Records for this task:
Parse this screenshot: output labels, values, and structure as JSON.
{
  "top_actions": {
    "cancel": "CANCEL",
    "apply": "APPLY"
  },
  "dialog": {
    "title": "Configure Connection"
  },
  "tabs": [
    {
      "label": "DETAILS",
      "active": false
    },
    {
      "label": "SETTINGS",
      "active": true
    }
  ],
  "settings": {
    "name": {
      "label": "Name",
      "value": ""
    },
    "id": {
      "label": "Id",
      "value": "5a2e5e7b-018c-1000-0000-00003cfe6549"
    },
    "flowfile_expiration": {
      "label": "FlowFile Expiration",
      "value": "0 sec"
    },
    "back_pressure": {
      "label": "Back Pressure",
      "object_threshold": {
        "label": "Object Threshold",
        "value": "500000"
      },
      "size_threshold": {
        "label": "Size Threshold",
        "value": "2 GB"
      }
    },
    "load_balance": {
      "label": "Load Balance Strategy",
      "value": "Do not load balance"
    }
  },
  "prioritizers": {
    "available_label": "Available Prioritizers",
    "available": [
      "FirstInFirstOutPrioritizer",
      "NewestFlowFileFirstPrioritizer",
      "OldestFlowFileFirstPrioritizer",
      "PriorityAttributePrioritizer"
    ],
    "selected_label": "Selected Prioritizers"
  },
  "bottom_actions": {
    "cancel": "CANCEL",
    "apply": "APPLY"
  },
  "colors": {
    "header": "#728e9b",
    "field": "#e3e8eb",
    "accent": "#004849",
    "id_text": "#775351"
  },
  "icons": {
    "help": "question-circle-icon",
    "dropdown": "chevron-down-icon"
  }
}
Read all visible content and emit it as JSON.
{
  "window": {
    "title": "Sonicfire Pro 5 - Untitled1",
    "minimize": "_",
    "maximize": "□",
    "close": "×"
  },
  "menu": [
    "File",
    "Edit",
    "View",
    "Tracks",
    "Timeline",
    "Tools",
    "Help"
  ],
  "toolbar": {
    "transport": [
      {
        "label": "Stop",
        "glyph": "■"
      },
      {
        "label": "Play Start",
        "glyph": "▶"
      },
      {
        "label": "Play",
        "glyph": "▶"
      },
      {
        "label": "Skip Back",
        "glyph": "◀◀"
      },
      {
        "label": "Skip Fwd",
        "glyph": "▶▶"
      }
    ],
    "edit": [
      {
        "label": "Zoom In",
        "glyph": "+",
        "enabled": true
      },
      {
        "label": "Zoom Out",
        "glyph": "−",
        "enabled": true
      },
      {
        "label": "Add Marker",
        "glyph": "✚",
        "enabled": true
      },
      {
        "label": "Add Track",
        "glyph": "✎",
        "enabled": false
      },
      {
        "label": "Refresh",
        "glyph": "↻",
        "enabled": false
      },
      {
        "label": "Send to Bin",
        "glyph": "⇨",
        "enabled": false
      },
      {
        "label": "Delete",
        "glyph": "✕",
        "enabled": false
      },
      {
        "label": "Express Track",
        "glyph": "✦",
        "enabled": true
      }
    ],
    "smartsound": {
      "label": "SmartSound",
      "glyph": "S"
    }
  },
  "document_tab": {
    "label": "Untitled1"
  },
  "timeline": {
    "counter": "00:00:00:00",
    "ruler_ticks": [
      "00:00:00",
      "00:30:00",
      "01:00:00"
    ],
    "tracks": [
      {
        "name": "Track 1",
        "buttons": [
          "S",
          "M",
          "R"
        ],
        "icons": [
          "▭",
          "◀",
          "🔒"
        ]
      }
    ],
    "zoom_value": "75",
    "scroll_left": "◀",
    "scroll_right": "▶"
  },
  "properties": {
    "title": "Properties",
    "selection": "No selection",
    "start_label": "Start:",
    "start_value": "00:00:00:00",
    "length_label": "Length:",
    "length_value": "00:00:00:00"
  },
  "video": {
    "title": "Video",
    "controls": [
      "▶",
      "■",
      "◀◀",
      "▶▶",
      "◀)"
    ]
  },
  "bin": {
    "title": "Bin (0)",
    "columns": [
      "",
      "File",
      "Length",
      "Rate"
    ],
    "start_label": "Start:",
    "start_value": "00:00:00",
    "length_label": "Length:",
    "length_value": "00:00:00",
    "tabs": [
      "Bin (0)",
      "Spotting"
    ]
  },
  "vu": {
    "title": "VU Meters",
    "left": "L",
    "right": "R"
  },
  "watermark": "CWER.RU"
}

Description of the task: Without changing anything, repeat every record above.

Response to the task:
Parse this screenshot: output labels, values, and structure as JSON.
{
  "top_actions": {
    "cancel": "CANCEL",
    "apply": "APPLY"
  },
  "dialog": {
    "title": "Configure Connection"
  },
  "tabs": [
    {
      "label": "DETAILS",
      "active": false
    },
    {
      "label": "SETTINGS",
      "active": true
    }
  ],
  "settings": {
    "name": {
      "label": "Name",
      "value": ""
    },
    "id": {
      "label": "Id",
      "value": "5a2e5e7b-018c-1000-0000-00003cfe6549"
    },
    "flowfile_expiration": {
      "label": "FlowFile Expiration",
      "value": "0 sec"
    },
    "back_pressure": {
      "label": "Back Pressure",
      "object_threshold": {
        "label": "Object Threshold",
        "value": "500000"
      },
      "size_threshold": {
        "label": "Size Threshold",
        "value": "2 GB"
      }
    },
    "load_balance": {
      "label": "Load Balance Strategy",
      "value": "Do not load balance"
    }
  },
  "prioritizers": {
    "available_label": "Available Prioritizers",
    "available": [
      "FirstInFirstOutPrioritizer",
      "NewestFlowFileFirstPrioritizer",
      "OldestFlowFileFirstPrioritizer",
      "PriorityAttributePrioritizer"
    ],
    "selected_label": "Selected Prioritizers"
  },
  "bottom_actions": {
    "cancel": "CANCEL",
    "apply": "APPLY"
  },
  "colors": {
    "header": "#728e9b",
    "field": "#e3e8eb",
    "accent": "#004849",
    "id_text": "#775351"
  },
  "icons": {
    "help": "question-circle-icon",
    "dropdown": "chevron-down-icon"
  }
}
Read all visible content and emit it as JSON.
{
  "window": {
    "title": "Sonicfire Pro 5 - Untitled1",
    "minimize": "_",
    "maximize": "□",
    "close": "×"
  },
  "menu": [
    "File",
    "Edit",
    "View",
    "Tracks",
    "Timeline",
    "Tools",
    "Help"
  ],
  "toolbar": {
    "transport": [
      {
        "label": "Stop",
        "glyph": "■"
      },
      {
        "label": "Play Start",
        "glyph": "▶"
      },
      {
        "label": "Play",
        "glyph": "▶"
      },
      {
        "label": "Skip Back",
        "glyph": "◀◀"
      },
      {
        "label": "Skip Fwd",
        "glyph": "▶▶"
      }
    ],
    "edit": [
      {
        "label": "Zoom In",
        "glyph": "+",
        "enabled": true
      },
      {
        "label": "Zoom Out",
        "glyph": "−",
        "enabled": true
      },
      {
        "label": "Add Marker",
        "glyph": "✚",
        "enabled": true
      },
      {
        "label": "Add Track",
        "glyph": "✎",
        "enabled": false
      },
      {
        "label": "Refresh",
        "glyph": "↻",
        "enabled": false
      },
      {
        "label": "Send to Bin",
        "glyph": "⇨",
        "enabled": false
      },
      {
        "label": "Delete",
        "glyph": "✕",
        "enabled": false
      },
      {
        "label": "Express Track",
        "glyph": "✦",
        "enabled": true
      }
    ],
    "smartsound": {
      "label": "SmartSound",
      "glyph": "S"
    }
  },
  "document_tab": {
    "label": "Untitled1"
  },
  "timeline": {
    "counter": "00:00:00:00",
    "ruler_ticks": [
      "00:00:00",
      "00:30:00",
      "01:00:00"
    ],
    "tracks": [
      {
        "name": "Track 1",
        "buttons": [
          "S",
          "M",
          "R"
        ],
        "icons": [
          "▭",
          "◀",
          "🔒"
        ]
      }
    ],
    "zoom_value": "75",
    "scroll_left": "◀",
    "scroll_right": "▶"
  },
  "properties": {
    "title": "Properties",
    "selection": "No selection",
    "start_label": "Start:",
    "start_value": "00:00:00:00",
    "length_label": "Length:",
    "length_value": "00:00:00:00"
  },
  "video": {
    "title": "Video",
    "controls": [
      "▶",
      "■",
      "◀◀",
      "▶▶",
      "◀)"
    ]
  },
  "bin": {
    "title": "Bin (0)",
    "columns": [
      "",
      "File",
      "Length",
      "Rate"
    ],
    "start_label": "Start:",
    "start_value": "00:00:00",
    "length_label": "Length:",
    "length_value": "00:00:00",
    "tabs": [
      "Bin (0)",
      "Spotting"
    ]
  },
  "vu": {
    "title": "VU Meters",
    "left": "L",
    "right": "R"
  },
  "watermark": "CWER.RU"
}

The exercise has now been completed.